The plan would also eliminate the federal estate tax and would be a boon for wealthy families who hope to pass on their wealth. And it would also “provide tax relief for families with child and dependent care expenses,” according to the summary.
With leading Silicon Valley technology companies parking hundreds of billions of dollars in cash overseas to avoid U.S. taxes, a lower corporate tax rate could encourage firms to stop hoarding money outside the country.
All five of the top overseas cash holders are tech companies, and four of them are headquartered in Silicon Valley, according to Moody’s. As of the end of September, Apple had $216 billion overseas; Google had $48 billion; Cisco had $60 billion; Oracle had $51 billion; and Microsoft had $111 billion, Moody’s reported in November.
With European countries taking aim at tech firms’ holdings — the European Commission ruled in August that Apple must pay $14.5 billion in taxes Ireland failed to collect from the company — the valley’s tech titans have good reason to keep cash at home, said Joe Kennedy, a senior fellow at the Information Technology & Innovation Foundation, a think tank sponsored by several tech companies.
Many firms that park money offshore end up paying a much lower tax rate than the U.S. 35 percent corporate rate. Apple, according to its most recent quarterly report, paid a 26 percent effective rate, while Google has reported a 19 percent rate, Facebook has reported 18 percent and Oracle 17 percent.
“From a Silicon Valley point of view, they all want to pay lower taxes, but I don’t think (a reduced corporate rate) is going to have a major impact. They are in many cases paying lower tax rates,” said International Business Strategies analyst Handel Jones.
Analysts expect that political wrangling over paying for tax cuts will ultimately mean a higher corporate rate than 15 percent.
The Trump plan also proposed a “one-time tax” on overseas cash brought back to the U.S., but did not specify a rate. The repatriation is expected to be mandatory.
“That’s a big deal,” Jones said.
However, firms benefiting from the change would not necessarily invest in their companies.

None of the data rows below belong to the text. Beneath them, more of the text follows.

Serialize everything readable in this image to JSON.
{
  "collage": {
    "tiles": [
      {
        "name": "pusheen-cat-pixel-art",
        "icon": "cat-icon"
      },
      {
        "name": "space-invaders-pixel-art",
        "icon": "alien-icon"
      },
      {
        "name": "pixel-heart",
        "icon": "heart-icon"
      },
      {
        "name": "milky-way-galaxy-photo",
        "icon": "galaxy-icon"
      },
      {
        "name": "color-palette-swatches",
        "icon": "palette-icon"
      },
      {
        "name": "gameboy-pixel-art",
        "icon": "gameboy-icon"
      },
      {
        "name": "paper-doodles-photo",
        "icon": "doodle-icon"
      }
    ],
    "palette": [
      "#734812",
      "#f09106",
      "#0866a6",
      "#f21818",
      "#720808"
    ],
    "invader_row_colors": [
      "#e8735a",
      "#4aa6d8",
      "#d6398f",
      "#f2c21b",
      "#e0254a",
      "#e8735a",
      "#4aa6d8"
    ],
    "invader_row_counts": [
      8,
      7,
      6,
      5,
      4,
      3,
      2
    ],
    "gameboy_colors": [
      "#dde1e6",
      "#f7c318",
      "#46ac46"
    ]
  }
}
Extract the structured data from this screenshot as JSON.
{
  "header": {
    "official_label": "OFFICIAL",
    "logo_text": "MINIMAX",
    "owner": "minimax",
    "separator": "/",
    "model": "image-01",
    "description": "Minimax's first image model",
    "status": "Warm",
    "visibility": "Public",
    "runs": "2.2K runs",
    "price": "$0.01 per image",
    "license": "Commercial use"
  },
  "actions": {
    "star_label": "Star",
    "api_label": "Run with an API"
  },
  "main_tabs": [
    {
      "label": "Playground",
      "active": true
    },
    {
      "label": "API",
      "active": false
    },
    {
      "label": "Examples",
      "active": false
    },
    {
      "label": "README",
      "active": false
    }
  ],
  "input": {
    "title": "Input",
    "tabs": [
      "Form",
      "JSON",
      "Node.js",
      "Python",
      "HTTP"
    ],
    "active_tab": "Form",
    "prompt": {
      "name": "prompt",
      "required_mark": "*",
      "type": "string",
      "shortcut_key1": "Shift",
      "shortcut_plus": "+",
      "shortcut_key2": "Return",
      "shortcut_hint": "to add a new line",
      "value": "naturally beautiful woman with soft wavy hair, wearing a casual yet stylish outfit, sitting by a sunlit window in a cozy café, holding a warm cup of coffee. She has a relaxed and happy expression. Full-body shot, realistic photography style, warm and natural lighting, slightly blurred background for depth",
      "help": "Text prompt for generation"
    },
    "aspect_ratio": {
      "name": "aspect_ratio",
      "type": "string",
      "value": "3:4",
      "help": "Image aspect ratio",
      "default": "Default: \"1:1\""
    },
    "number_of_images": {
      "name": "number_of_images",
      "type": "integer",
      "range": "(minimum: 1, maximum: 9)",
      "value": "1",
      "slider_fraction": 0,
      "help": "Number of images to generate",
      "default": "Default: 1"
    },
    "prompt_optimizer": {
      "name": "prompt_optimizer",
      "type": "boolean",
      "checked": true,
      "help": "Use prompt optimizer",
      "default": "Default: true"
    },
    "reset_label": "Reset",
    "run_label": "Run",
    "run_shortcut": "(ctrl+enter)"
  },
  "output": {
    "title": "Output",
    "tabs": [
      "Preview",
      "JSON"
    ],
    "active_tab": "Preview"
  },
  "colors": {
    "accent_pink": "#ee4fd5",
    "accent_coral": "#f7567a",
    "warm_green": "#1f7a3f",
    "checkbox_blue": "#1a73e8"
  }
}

Jones believes about 20 percent of repatriated cash would go to acquisitions, with about 80 percent returned to shareholders.
The plan would also reduce the tax rate for “pass-through” businesses, which include partnerships of doctors and lawyers and sprawling real estate partnerships like those Trump ran himself.
Aside from tech giants, small businesses in the Bay Area would applaud a lower corporate tax rate, said Steve Van Dorn, the president of the Pleasant Hill Chamber of Commerce.
“Whenever you say ‘tax cuts,’ most business owners are excited about that, especially in the state of California,” Van Dorn said. “That helps businesses grow and spend more on capital improvements and all those economic development things.”
Staff writer Annie Sciacca contributed to this report.